India’s Gateway

17 Oct 2015 — 21 Feb 2016 at New Walk Museum & Art Gallery in Leicester, United Kingdom

20 OCTOBER 2015
India's Gateway - Agricultural workers on bike © Tim Smith
India's Gateway - Agricultural workers on bike © Tim Smith

A new touring exhibition that explores the relationship between Gujarat, Mumbai and Britain over four centuries opens in Leicester this weekend.

‘India’s Gateway: Gujarat, Mumbai and Britain’ opens at New Walk Museum from Saturday (17 Oct) for four months.

The exhibition features photographs and film shot in India by UK photographer Tim Smith and Indian film-makers Amit Madheshiya and Shirley Abraham.

It weaves together photographs and film with personal stories to explore the history of Gujarat and Mumbai as centres of trade and migration and the lives and experience of Gujarati communities today.
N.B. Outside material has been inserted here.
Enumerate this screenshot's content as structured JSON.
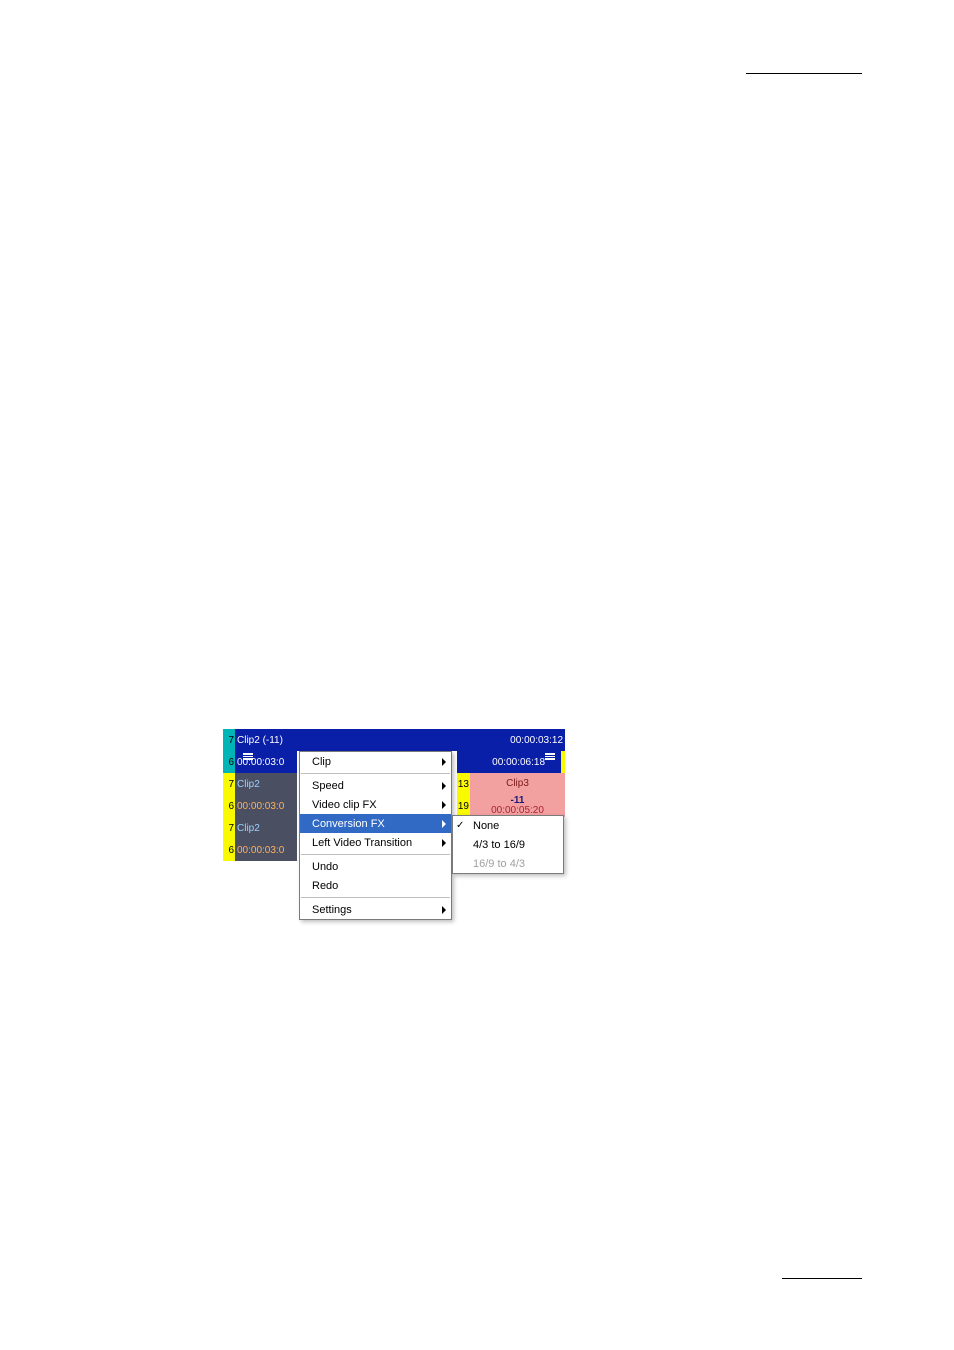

The exhibition is a national touring show organised by Oriental Arts and Tim Smith, which will also visit London, Lancashire and Yorkshire, It is supported using public funding by the National Lottery through Arts Council England.

Sponsorship has also been provided by Yorkshire-based restaurant Prashad.
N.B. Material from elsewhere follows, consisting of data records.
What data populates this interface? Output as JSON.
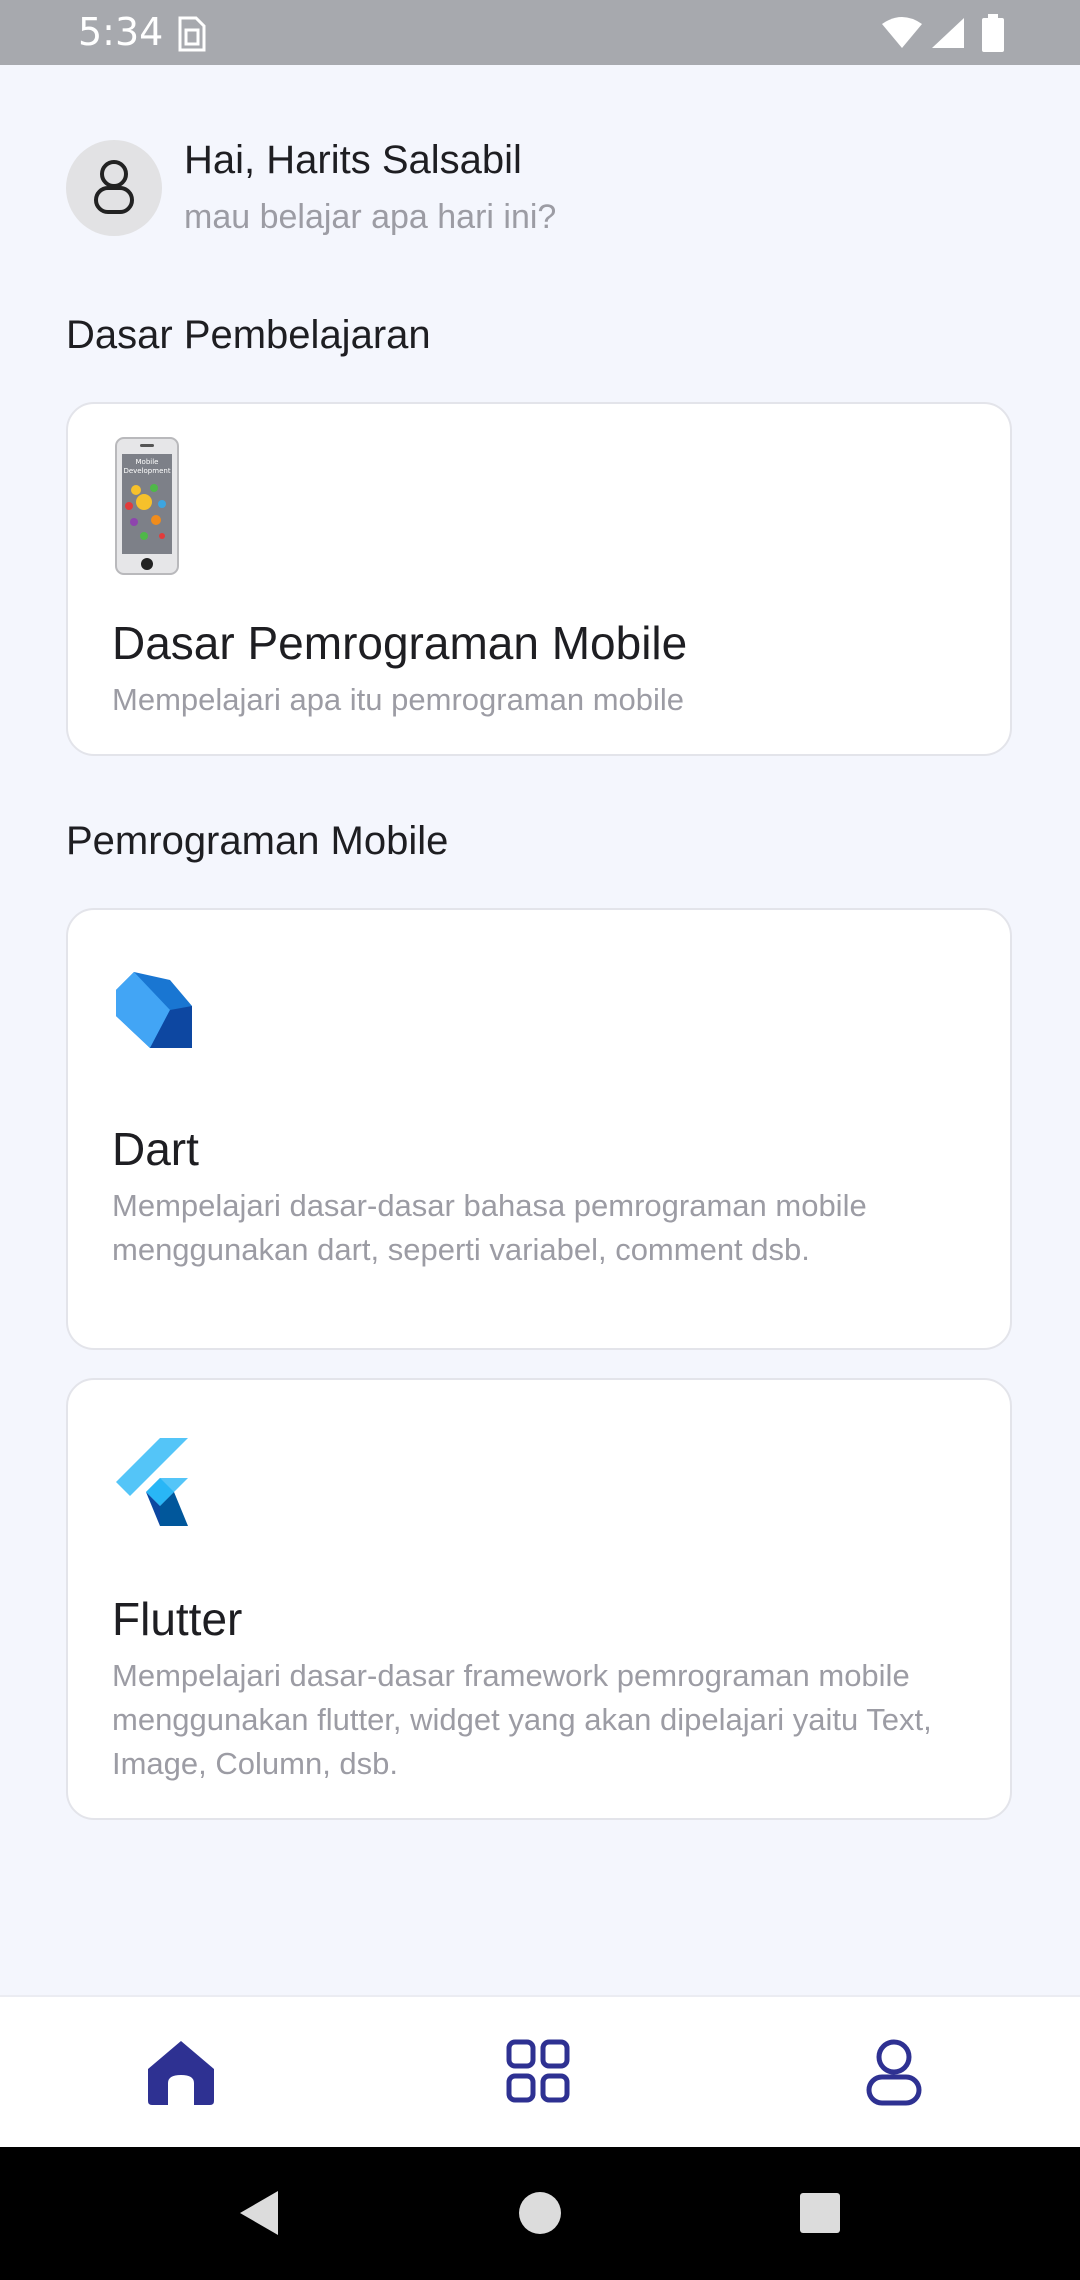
{
  "status_bar": {
    "time": "5:34",
    "icons": [
      "sim-icon",
      "wifi-icon",
      "signal-icon",
      "battery-icon"
    ]
  },
  "header": {
    "greeting": "Hai, Harits Salsabil",
    "subtitle": "mau belajar apa hari ini?",
    "avatar_icon": "user-icon"
  },
  "sections": [
    {
      "title": "Dasar Pembelajaran",
      "cards": [
        {
          "icon": "mobile-development-phone",
          "icon_caption": "Mobile Development",
          "title": "Dasar Pemrograman Mobile",
          "description": "Mempelajari apa itu pemrograman mobile"
        }
      ]
    },
    {
      "title": "Pemrograman Mobile",
      "cards": [
        {
          "icon": "dart-logo",
          "title": "Dart",
          "description": "Mempelajari dasar-dasar bahasa pemrograman mobile menggunakan dart, seperti variabel, comment dsb."
        },
        {
          "icon": "flutter-logo",
          "title": "Flutter",
          "description": "Mempelajari dasar-dasar framework pemrograman mobile menggunakan flutter, widget yang akan dipelajari yaitu Text, Image, Column, dsb."
        }
      ]
    }
  ],
  "bottom_nav": {
    "items": [
      {
        "icon": "home-icon",
        "active": true
      },
      {
        "icon": "grid-icon",
        "active": false
      },
      {
        "icon": "profile-icon",
        "active": false
      }
    ],
    "active_color": "#2E3192"
  },
  "system_nav": [
    "back-icon",
    "home-circle-icon",
    "recents-icon"
  ],
  "colors": {
    "background": "#F4F6FD",
    "status_bar": "#A7A9AE",
    "card_border": "#E3E4EA",
    "text_primary": "#1E1E22",
    "text_secondary": "#9C9CA4",
    "accent": "#2E3192"
  }
}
Photographer Tim Smith said: “From food, film and fashion to trade and industry, interest in India is booming, and Gujarat and Mumbai are leading the way.
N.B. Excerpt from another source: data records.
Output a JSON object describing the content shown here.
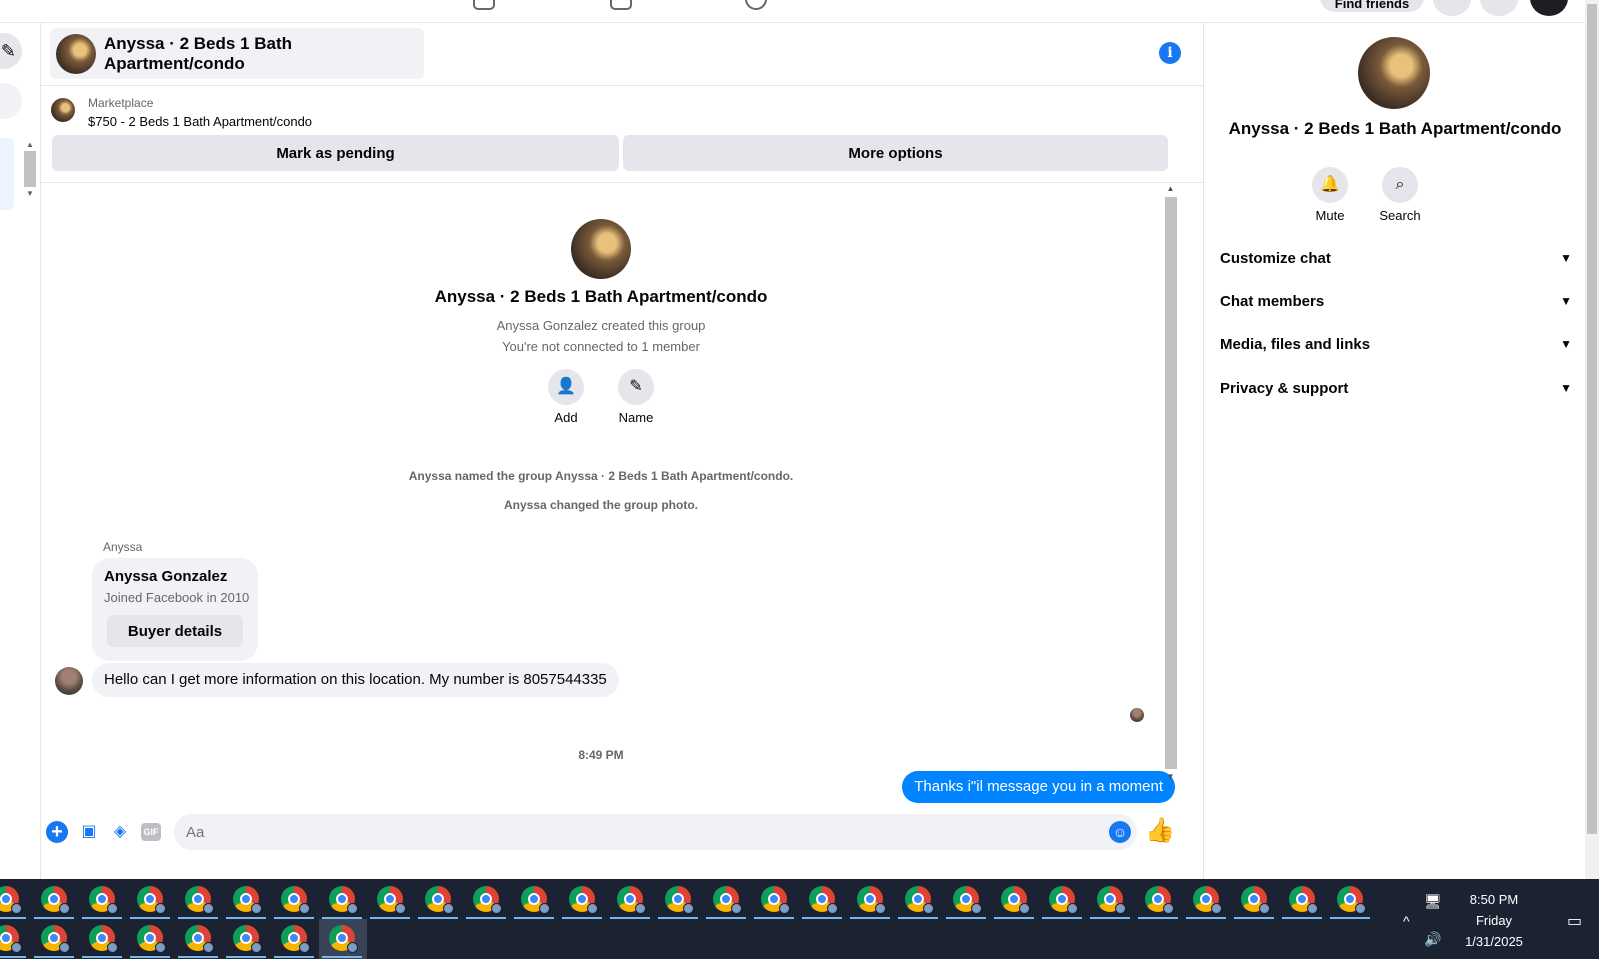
{
  "topbar": {
    "find_friends": "Find friends"
  },
  "chat": {
    "title": "Anyssa · 2 Beds 1 Bath Apartment/condo",
    "marketplace": {
      "label": "Marketplace",
      "listing": "$750 - 2 Beds 1 Bath Apartment/condo",
      "mark_pending": "Mark as pending",
      "more_options": "More options"
    },
    "intro": {
      "title": "Anyssa · 2 Beds 1 Bath Apartment/condo",
      "created": "Anyssa Gonzalez created this group",
      "connected": "You're not connected to 1 member",
      "add_label": "Add",
      "name_label": "Name"
    },
    "system_messages": [
      "Anyssa named the group Anyssa · 2 Beds 1 Bath Apartment/condo.",
      "Anyssa changed the group photo."
    ],
    "sender": "Anyssa",
    "profile_card": {
      "name": "Anyssa Gonzalez",
      "joined": "Joined Facebook in 2010",
      "button": "Buyer details"
    },
    "incoming_message": "Hello can I get more information on this location. My number is 8057544335",
    "timestamp": "8:49 PM",
    "outgoing_message": "Thanks i\"il message you in a moment",
    "composer": {
      "placeholder": "Aa",
      "gif": "GIF"
    }
  },
  "right_panel": {
    "title": "Anyssa · 2 Beds 1 Bath Apartment/condo",
    "mute_label": "Mute",
    "search_label": "Search",
    "sections": [
      "Customize chat",
      "Chat members",
      "Media, files and links",
      "Privacy & support"
    ]
  },
  "taskbar": {
    "time": "8:50 PM",
    "day": "Friday",
    "date": "1/31/2025"
  },
  "colors": {
    "accent": "#1877f2",
    "outgoing_bubble": "#0084ff",
    "bubble_gray": "#f0f2f5",
    "button_gray": "#e4e6eb",
    "taskbar": "#1b2332"
  }
}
“The exhibition is inspired by the region’s vibration mix of cultures, and how that mix has been shaped by a rich history of trade, seafaring, migration and its close connections with Britain.

“It’s been fantastic to work with many different communities, here and in India, and lots of people have contributed their ideas and stories.”

The city council’s museums service has been working with local communities to add an extra dimension to the exhibition.

‘Leicester Perspectives on Gujarat’ collects objects, photos and artwork from local people that will exhibited alongside the touring show.

Cllr Piara Singh Clair, Assistant City Mayor for culture heritage and sport, said: “This fascinating touring exhibition has been given a unique local perspective thanks to the community volunteers who have been working with our museums teams.”